Data records:
↓↓↓
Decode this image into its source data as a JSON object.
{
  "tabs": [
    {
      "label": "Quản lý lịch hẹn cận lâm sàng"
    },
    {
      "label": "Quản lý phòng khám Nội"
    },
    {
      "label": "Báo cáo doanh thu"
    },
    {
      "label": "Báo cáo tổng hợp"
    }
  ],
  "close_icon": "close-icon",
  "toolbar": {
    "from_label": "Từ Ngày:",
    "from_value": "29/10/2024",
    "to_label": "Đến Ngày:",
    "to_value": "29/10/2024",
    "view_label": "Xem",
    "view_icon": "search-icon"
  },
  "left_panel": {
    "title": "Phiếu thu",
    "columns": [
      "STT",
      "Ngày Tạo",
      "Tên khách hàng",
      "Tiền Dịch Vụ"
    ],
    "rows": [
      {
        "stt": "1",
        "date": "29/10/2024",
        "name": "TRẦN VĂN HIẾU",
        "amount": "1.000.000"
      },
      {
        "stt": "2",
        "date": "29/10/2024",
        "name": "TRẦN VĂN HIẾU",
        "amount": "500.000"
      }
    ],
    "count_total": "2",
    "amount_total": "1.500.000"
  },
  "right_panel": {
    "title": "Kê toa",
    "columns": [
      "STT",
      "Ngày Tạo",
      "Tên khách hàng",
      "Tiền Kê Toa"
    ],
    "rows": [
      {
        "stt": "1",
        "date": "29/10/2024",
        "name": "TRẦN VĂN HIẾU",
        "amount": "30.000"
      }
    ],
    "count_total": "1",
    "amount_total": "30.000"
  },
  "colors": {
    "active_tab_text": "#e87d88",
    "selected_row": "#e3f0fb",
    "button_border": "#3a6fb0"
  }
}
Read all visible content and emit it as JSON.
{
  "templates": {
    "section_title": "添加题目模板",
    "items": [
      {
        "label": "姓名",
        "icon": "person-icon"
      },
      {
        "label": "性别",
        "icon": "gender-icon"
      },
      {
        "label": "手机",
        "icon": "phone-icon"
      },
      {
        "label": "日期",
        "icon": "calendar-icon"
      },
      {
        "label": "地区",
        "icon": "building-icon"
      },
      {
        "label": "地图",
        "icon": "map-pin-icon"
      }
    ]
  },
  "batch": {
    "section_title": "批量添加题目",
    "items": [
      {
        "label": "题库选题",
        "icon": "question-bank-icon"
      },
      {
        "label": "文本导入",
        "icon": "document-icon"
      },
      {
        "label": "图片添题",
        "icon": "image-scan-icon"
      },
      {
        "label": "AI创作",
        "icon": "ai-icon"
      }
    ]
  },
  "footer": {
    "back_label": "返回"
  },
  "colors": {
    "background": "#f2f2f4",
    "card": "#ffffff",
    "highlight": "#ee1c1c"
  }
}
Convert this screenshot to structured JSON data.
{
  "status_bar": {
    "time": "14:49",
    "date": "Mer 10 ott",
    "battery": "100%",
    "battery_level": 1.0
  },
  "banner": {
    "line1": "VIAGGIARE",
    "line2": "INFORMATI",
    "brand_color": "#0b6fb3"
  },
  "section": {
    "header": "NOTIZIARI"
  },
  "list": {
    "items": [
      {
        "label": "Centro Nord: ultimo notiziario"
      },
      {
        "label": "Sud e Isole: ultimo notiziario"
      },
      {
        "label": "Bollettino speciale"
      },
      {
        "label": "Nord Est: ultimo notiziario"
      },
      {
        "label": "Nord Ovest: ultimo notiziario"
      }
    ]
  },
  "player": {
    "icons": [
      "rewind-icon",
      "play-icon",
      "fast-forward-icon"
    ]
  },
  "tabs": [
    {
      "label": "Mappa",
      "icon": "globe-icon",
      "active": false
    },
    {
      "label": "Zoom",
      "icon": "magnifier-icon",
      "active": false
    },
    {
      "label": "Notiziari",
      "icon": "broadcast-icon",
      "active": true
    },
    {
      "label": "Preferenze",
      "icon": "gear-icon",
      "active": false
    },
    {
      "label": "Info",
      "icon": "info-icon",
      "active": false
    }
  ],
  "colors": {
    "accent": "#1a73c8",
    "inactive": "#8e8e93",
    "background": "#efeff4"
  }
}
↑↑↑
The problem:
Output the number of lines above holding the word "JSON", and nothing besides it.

Task result:
3